I have the same problem.Only put disable the interface, in my case:ip link set wpl2s0 downthen, run the start netctl again.Regards.
If youused the netctl command to enable/start the service/profile, shoulnd't you use the netctl command to stop/disable the netctl profile? So # netctl stop <profile>and # netctl disable <profile>If all else fails, you can find the necessary symlink in /etc/systemd/system/multi-user.target.wants and delete it manually.
Please go back and reread the thread. Then go and read the systemctl man page and the netctl, netctl.profile and the netctl.special man pages. I don't think that all three netctl man pages will be necessary, but it would probably do you good.

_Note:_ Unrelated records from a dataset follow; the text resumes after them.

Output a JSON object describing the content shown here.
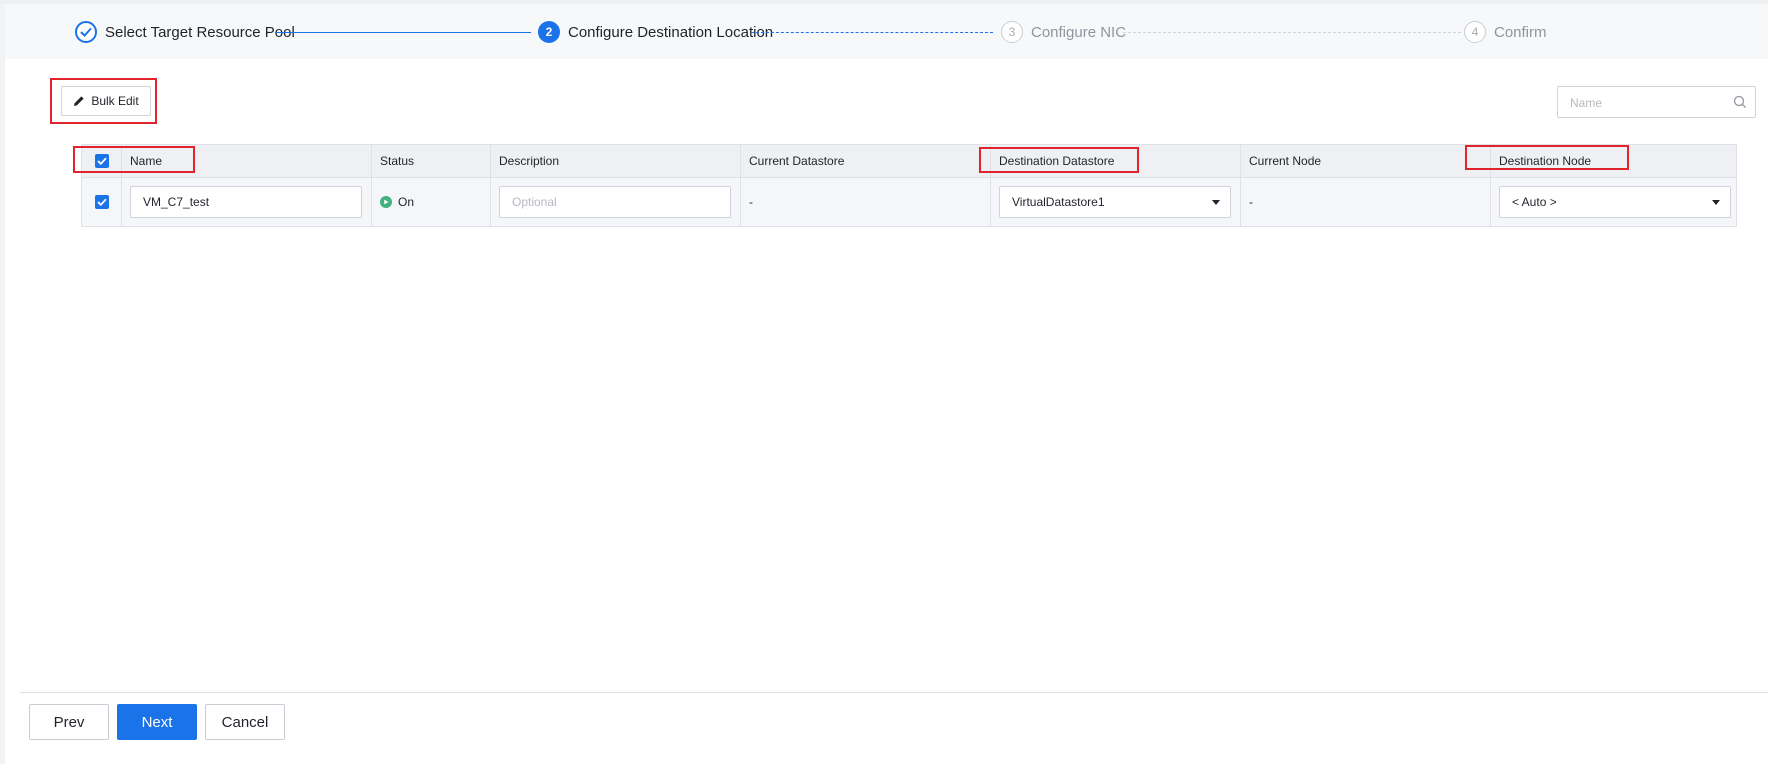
{
  "steps": [
    {
      "label": "Select Target Resource Pool",
      "state": "done"
    },
    {
      "label": "Configure Destination Location",
      "number": "2",
      "state": "active"
    },
    {
      "label": "Configure NIC",
      "number": "3",
      "state": "todo"
    },
    {
      "label": "Confirm",
      "number": "4",
      "state": "todo"
    }
  ],
  "toolbar": {
    "bulk_edit_label": "Bulk Edit",
    "bulk_edit_icon": "pencil-icon",
    "search_placeholder": "Name",
    "search_icon": "search-icon"
  },
  "table": {
    "columns": [
      "Name",
      "Status",
      "Description",
      "Current Datastore",
      "Destination Datastore",
      "Current Node",
      "Destination Node"
    ],
    "rows": [
      {
        "checked": true,
        "name": "VM_C7_test",
        "status": "On",
        "description_placeholder": "Optional",
        "current_datastore": "-",
        "destination_datastore": "VirtualDatastore1",
        "current_node": "-",
        "destination_node": "< Auto >"
      }
    ]
  },
  "footer": {
    "prev_label": "Prev",
    "next_label": "Next",
    "cancel_label": "Cancel"
  },
  "colors": {
    "accent": "#1a73e8",
    "status_on": "#3fb27f",
    "annotation": "#e0242b"
  }
}
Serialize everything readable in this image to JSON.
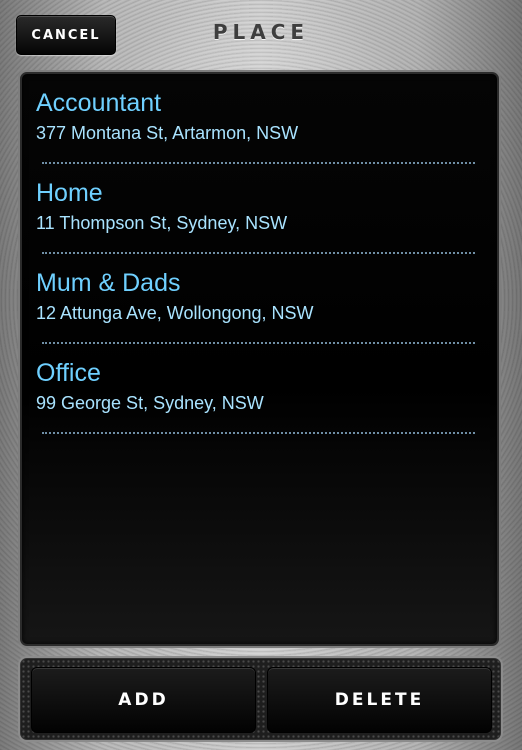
{
  "header": {
    "cancel_label": "CANCEL",
    "title": "PLACE"
  },
  "places": [
    {
      "name": "Accountant",
      "address": "377 Montana St, Artarmon, NSW"
    },
    {
      "name": "Home",
      "address": "11 Thompson St, Sydney, NSW"
    },
    {
      "name": "Mum & Dads",
      "address": "12 Attunga Ave, Wollongong, NSW"
    },
    {
      "name": "Office",
      "address": "99 George St, Sydney, NSW"
    }
  ],
  "toolbar": {
    "add_label": "ADD",
    "delete_label": "DELETE"
  },
  "colors": {
    "name_text": "#6fd0ff",
    "address_text": "#a9e3ff",
    "panel_bg": "#000000"
  }
}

I realize you probably want to do this manually, but might I suggest Arch's own netctl as a lightweight, non-X11 solution for managing wireless connections? It does the job, and is simple enough to set up.Edit: relevant link: https://wiki.archlinux.org/index.php/Netctl

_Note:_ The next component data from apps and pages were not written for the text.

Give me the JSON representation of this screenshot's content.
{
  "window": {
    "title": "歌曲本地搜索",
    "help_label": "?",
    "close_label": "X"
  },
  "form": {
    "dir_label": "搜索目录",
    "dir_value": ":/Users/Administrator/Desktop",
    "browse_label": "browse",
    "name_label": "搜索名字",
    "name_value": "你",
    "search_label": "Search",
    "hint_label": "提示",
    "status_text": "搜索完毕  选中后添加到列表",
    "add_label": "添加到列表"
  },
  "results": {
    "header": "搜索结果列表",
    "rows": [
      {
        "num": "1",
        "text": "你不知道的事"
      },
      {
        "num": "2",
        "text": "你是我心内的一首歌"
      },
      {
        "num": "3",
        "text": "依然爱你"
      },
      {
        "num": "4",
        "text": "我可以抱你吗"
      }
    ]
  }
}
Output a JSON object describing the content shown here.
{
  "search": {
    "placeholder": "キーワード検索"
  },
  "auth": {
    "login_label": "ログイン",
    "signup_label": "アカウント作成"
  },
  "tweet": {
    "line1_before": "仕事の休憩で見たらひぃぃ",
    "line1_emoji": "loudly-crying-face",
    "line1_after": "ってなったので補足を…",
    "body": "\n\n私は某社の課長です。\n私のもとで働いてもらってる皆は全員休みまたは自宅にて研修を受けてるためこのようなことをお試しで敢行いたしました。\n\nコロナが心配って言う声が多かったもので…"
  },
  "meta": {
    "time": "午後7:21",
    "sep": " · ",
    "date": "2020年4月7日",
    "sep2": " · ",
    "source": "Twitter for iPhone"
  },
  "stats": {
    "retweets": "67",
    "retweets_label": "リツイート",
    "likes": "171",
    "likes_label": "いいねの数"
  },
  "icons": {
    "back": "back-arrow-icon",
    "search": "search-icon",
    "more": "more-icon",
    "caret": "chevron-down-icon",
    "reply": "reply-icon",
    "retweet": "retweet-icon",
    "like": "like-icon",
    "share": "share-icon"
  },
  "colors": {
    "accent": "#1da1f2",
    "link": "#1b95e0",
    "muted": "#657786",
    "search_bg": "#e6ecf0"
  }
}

Do you have access to the router? If so, you might want to try a different ESSID. Netctl *should* be able to handle things like that, but I have seen reports of this failing.Otherwise, you might try to manually create the profile using the /etc/netctl/examples/wireless-wpa-configsection template. I am not sure that this is precisely what the configsection is meant for, but it all

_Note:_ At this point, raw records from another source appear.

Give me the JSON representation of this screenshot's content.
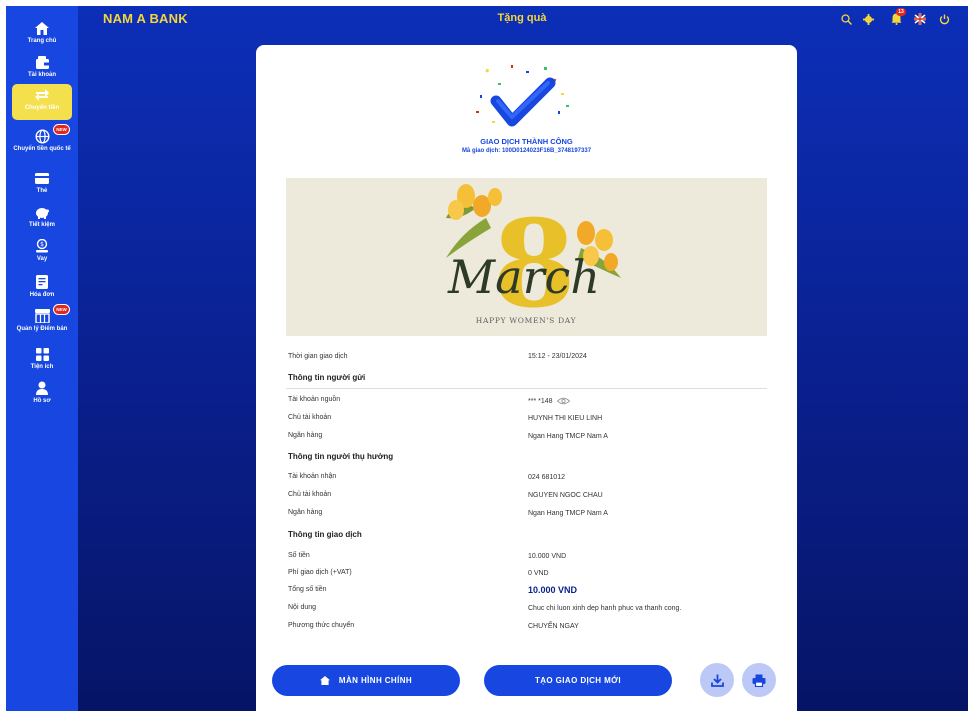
{
  "app": {
    "brand": "NAM A BANK",
    "title": "Tặng quà"
  },
  "sidebar": {
    "items": [
      {
        "label": "Trang chủ",
        "icon": "home-icon"
      },
      {
        "label": "Tài khoản",
        "icon": "wallet-icon"
      },
      {
        "label": "Chuyển tiền",
        "icon": "transfer-icon",
        "active": true
      },
      {
        "label": "Chuyển tiền quốc tế",
        "icon": "globe-icon",
        "badge": "NEW"
      },
      {
        "label": "Thẻ",
        "icon": "card-icon"
      },
      {
        "label": "Tiết kiệm",
        "icon": "piggy-bank-icon"
      },
      {
        "label": "Vay",
        "icon": "loan-icon"
      },
      {
        "label": "Hóa đơn",
        "icon": "bill-icon"
      },
      {
        "label": "Quản lý Điểm bán",
        "icon": "store-icon",
        "badge": "NEW"
      },
      {
        "label": "Tiện ích",
        "icon": "grid-icon"
      },
      {
        "label": "Hồ sơ",
        "icon": "profile-icon"
      }
    ]
  },
  "topbar": {
    "notification_count": "13",
    "icons": [
      "search-icon",
      "gear-icon",
      "bell-icon",
      "uk-flag-icon",
      "power-icon"
    ]
  },
  "receipt": {
    "status": "GIAO DỊCH THÀNH CÔNG",
    "txn_code_label": "Mã giao dịch:",
    "txn_code": "100D0124023F16B_3748197337",
    "banner_caption": "HAPPY WOMEN'S DAY",
    "banner_word": "March",
    "banner_number": "8",
    "time_label": "Thời gian giao dịch",
    "time_value": "15:12 - 23/01/2024",
    "sender": {
      "title": "Thông tin người gửi",
      "account_label": "Tài khoản nguồn",
      "account_value": "*** *148",
      "owner_label": "Chủ tài khoản",
      "owner_value": "HUYNH THI KIEU LINH",
      "bank_label": "Ngân hàng",
      "bank_value": "Ngan Hang TMCP Nam A"
    },
    "beneficiary": {
      "title": "Thông tin người thụ hưởng",
      "account_label": "Tài khoản nhận",
      "account_value": "024 681012",
      "owner_label": "Chủ tài khoản",
      "owner_value": "NGUYEN NGOC CHAU",
      "bank_label": "Ngân hàng",
      "bank_value": "Ngan Hang TMCP Nam A"
    },
    "transaction": {
      "title": "Thông tin giao dịch",
      "amount_label": "Số tiền",
      "amount_value": "10.000 VND",
      "fee_label": "Phí giao dịch (+VAT)",
      "fee_value": "0 VND",
      "total_label": "Tổng số tiền",
      "total_value": "10.000 VND",
      "content_label": "Nội dung",
      "content_value": "Chuc chi luon xinh dep hanh phuc va thanh cong.",
      "method_label": "Phương thức chuyển",
      "method_value": "CHUYỂN NGAY"
    },
    "buttons": {
      "home": "MÀN HÌNH CHÍNH",
      "new_txn": "TẠO GIAO DỊCH MỚI"
    }
  },
  "colors": {
    "primary": "#1747e0",
    "accent_yellow": "#f5d638",
    "badge_red": "#e0281e",
    "background_dark": "#0a1f8c"
  }
}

Arctus was right. The problem was with nameservers.I still can't get it to work with netctl, but with the service here https://wiki.archlinux.org/index.php/Ne … IP_address it works. The problem was that I had disabled dhcpcd. After enabling it, it seems to pick up the nameservers (my ISPs I think) automatically in resolv.conf.Seems to work now.
Yes it does mean that you substitute <interface> for wlan0 or wlp1s0, or whatever the interface is called that you wish to enable.Issue;$ ip linkto find what your interfaces are called.When you say both, I assume you meant for -auto and -ifplugd, the former is for wireless, the latter for wired.